Like most people, you probably use the terms “dashboard” and “instrument panel” interchangeably without giving much thought to where the two words come from. However, their origins are quite interesting and definitely something every auto trimmer should know.
The word “dashboard” was originally used to describe the wooden board carriage makers attached to the front of carriages to prevent mud and rocks from being splashed (or “dashed”) onto drivers and their passengers by the horses that pulled them about. In essence, dashboards served as mud flaps for horses’ hooves.
While the term “dashboard” didn’t work its way into popular English until the 1800’s, the concept of a “dashboard” existed long before then. In fact, Mesopotamian chariots dating as far back as 3,000 BC employed similar guards against mud and rocks.
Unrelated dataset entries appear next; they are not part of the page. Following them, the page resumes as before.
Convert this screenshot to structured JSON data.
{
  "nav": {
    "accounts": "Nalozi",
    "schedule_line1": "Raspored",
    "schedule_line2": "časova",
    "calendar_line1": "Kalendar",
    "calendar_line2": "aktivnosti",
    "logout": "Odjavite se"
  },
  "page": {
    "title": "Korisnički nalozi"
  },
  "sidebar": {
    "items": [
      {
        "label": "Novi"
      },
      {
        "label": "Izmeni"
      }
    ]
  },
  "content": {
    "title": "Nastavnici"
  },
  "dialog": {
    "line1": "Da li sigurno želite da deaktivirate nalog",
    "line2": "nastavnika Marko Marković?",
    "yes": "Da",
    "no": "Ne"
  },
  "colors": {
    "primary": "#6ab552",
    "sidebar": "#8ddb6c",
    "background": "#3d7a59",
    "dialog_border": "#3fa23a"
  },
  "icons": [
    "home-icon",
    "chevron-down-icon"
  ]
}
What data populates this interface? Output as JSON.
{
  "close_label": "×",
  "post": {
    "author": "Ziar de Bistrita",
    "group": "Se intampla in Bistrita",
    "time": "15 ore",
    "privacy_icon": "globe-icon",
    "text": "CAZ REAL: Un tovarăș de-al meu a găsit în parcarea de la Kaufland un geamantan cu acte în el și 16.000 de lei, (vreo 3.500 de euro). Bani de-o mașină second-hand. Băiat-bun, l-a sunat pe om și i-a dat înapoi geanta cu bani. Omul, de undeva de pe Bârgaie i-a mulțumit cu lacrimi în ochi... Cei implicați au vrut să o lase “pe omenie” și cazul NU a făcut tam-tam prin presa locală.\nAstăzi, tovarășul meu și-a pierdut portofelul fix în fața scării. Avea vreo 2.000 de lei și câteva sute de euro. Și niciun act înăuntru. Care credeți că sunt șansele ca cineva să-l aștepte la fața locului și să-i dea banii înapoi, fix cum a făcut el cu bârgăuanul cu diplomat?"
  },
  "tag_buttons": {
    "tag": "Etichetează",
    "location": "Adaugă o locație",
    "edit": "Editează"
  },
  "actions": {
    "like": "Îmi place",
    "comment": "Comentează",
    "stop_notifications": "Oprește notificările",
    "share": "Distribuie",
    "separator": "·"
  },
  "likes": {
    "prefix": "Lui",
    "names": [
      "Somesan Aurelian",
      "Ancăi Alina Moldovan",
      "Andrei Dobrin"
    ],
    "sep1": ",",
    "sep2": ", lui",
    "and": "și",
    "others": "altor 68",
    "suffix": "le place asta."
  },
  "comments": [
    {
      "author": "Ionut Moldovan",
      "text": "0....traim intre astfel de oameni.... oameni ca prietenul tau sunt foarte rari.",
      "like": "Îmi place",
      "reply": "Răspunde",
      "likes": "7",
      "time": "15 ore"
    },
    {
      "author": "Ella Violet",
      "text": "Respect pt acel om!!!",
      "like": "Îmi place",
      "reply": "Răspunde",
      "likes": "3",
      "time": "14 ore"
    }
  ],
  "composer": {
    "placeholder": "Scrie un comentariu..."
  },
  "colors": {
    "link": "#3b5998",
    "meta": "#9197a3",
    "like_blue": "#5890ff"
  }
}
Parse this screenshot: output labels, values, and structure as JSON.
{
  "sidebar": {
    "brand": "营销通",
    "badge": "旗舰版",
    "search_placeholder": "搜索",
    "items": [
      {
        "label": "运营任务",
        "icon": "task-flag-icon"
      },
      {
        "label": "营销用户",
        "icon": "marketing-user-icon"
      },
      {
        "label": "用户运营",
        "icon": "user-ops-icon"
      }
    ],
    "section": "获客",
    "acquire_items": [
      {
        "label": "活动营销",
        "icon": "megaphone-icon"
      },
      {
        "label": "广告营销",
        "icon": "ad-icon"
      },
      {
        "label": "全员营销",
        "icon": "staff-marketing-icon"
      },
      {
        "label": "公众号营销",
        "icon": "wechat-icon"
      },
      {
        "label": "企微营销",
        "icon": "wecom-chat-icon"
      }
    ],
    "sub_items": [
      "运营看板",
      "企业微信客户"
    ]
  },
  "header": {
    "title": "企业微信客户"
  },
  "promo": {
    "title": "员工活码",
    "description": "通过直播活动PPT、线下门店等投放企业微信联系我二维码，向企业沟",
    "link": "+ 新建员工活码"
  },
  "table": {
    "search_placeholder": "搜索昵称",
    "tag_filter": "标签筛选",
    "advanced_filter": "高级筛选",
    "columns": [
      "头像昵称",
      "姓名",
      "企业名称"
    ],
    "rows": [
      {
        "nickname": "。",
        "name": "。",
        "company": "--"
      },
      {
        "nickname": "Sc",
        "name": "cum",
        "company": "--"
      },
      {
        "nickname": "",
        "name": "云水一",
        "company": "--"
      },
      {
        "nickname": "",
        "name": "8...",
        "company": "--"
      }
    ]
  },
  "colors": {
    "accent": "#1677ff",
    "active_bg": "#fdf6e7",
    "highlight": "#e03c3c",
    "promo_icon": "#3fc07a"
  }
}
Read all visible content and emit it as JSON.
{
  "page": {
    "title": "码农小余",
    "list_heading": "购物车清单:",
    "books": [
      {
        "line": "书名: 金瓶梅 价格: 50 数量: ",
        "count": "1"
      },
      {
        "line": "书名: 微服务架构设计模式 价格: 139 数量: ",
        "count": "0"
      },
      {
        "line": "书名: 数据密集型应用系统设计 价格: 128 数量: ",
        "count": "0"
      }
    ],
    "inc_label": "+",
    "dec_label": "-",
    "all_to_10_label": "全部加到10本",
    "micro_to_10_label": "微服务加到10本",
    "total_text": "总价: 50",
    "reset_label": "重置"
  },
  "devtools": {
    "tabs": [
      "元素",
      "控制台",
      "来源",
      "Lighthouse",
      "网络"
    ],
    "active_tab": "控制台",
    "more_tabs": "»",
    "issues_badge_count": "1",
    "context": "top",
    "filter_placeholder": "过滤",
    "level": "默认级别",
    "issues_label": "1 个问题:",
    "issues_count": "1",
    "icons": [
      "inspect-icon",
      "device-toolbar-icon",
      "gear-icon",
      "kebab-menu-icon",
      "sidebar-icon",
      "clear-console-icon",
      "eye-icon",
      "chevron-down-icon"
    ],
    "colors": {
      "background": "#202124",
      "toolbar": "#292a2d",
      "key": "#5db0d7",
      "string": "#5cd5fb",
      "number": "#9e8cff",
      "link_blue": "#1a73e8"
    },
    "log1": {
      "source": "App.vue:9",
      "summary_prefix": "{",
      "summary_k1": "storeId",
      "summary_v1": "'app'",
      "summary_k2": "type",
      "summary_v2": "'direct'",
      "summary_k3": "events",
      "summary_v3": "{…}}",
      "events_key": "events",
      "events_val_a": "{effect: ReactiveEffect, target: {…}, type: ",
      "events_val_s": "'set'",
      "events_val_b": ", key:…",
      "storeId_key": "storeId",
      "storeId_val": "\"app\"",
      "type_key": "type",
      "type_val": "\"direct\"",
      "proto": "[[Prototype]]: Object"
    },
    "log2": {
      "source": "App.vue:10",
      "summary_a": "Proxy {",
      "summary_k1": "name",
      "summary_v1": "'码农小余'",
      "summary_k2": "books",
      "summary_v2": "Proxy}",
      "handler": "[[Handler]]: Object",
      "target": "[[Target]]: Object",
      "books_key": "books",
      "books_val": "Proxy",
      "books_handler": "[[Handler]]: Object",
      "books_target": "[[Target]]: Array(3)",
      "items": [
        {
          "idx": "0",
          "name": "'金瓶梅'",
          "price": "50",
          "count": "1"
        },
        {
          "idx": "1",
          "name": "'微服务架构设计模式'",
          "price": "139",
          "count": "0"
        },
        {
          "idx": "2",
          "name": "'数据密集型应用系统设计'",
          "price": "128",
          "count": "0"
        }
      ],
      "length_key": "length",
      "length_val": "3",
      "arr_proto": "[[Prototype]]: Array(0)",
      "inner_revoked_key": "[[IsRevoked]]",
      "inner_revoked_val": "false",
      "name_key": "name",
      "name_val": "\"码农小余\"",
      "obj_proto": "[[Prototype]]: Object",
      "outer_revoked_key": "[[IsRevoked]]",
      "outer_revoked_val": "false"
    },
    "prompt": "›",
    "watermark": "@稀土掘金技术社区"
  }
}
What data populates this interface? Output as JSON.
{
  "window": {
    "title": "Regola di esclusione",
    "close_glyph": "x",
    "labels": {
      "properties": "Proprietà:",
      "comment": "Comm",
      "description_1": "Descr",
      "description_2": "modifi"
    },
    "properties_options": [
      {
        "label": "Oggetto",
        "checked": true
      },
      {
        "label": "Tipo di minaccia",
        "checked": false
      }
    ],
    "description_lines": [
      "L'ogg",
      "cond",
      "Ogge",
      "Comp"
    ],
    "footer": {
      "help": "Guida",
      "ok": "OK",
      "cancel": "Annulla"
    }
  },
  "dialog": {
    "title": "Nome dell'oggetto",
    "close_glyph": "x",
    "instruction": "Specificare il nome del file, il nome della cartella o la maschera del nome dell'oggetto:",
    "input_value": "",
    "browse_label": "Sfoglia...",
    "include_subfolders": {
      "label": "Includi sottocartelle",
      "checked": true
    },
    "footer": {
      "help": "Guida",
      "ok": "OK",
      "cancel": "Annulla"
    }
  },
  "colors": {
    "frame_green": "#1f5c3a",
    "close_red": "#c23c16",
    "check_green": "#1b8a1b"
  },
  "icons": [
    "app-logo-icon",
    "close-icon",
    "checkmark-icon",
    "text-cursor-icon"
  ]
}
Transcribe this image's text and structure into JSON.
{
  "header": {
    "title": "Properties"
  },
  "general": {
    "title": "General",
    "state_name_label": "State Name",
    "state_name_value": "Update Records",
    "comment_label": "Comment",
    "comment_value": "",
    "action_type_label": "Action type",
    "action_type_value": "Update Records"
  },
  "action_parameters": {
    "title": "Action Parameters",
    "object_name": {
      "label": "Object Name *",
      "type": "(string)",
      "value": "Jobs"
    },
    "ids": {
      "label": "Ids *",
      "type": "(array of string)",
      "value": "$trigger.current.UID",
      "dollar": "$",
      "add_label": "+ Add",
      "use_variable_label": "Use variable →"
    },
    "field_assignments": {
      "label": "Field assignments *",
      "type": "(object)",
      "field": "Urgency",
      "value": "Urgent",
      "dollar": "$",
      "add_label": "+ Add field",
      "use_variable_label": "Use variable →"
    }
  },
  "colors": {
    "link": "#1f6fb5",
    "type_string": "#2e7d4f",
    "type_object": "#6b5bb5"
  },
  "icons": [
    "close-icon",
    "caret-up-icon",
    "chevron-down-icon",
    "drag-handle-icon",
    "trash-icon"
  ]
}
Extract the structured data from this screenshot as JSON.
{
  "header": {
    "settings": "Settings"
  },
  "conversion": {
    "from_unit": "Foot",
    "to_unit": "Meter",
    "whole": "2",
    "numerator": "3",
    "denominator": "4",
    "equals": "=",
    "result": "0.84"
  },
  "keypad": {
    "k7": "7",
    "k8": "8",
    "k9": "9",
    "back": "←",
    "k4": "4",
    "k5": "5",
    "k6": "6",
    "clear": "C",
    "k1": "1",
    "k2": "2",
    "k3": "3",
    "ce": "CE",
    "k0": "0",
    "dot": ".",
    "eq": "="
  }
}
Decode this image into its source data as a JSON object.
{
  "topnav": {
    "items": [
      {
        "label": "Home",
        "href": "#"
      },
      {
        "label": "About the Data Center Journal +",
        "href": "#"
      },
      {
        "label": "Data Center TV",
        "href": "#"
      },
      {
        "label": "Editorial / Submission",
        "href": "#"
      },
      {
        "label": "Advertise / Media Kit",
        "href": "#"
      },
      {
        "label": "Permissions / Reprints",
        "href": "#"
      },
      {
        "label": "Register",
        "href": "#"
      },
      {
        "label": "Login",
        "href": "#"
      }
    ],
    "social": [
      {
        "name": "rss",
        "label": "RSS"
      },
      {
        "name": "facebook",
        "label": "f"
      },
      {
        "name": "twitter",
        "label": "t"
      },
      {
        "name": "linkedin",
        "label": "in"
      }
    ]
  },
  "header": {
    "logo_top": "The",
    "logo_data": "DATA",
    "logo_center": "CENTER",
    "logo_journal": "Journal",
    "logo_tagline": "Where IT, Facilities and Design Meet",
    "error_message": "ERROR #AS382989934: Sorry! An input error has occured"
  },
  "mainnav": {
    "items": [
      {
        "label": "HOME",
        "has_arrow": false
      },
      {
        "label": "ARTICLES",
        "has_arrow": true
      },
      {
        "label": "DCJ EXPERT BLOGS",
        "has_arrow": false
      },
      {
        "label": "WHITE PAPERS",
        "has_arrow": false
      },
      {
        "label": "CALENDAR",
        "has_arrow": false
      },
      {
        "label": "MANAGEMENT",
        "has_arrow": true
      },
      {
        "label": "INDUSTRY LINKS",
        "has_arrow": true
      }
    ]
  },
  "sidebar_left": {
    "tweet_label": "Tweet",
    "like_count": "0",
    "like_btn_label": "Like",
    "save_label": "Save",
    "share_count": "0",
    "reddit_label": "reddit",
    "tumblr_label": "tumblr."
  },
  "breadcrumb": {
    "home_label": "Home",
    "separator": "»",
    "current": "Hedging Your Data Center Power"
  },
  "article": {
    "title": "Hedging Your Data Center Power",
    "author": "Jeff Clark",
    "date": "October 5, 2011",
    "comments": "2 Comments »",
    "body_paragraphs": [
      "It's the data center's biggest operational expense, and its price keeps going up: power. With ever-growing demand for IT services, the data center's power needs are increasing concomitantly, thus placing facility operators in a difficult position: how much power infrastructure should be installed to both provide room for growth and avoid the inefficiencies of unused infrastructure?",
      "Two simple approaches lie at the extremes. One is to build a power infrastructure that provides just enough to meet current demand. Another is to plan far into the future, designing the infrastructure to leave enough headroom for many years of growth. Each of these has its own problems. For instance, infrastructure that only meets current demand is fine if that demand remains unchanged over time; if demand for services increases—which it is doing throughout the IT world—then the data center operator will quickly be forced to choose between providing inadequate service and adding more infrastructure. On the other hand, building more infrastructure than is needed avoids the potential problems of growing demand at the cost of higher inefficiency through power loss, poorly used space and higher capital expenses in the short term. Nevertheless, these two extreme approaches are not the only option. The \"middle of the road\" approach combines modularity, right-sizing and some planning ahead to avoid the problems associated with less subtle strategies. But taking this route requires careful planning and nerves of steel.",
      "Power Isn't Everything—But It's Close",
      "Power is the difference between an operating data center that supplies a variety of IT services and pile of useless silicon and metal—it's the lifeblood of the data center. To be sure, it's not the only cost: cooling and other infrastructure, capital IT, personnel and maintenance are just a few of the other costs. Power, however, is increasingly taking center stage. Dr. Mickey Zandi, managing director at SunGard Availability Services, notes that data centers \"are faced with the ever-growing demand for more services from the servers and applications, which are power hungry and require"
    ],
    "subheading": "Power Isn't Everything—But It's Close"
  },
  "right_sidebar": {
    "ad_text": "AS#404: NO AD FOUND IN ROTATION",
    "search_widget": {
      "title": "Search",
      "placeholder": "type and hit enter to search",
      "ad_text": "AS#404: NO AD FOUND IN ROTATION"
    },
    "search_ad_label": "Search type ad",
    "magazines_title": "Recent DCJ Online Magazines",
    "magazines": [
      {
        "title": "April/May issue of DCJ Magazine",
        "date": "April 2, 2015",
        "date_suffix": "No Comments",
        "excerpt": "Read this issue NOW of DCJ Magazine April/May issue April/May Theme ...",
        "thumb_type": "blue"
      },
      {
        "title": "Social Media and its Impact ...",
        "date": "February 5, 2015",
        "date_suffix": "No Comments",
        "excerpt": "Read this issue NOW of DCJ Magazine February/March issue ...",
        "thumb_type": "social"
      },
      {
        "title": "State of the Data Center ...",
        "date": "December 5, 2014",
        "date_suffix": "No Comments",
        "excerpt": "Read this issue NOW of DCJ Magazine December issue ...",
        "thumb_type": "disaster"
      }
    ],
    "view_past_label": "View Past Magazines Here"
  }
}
It wasn’t until the early 1900’s – when carriages became dependent on motors instead of horses – that “dashboards” were repurposed to house vehicle instruments, like speedometers and gas gauges.
Shortly after, the word “carriage” was shortened to “car”; the term “instrument panel” replaced “dashboard”; and windshields were developed to guard drivers and passengers from light debris.
Still, the term “dashboard” never quite disappeared.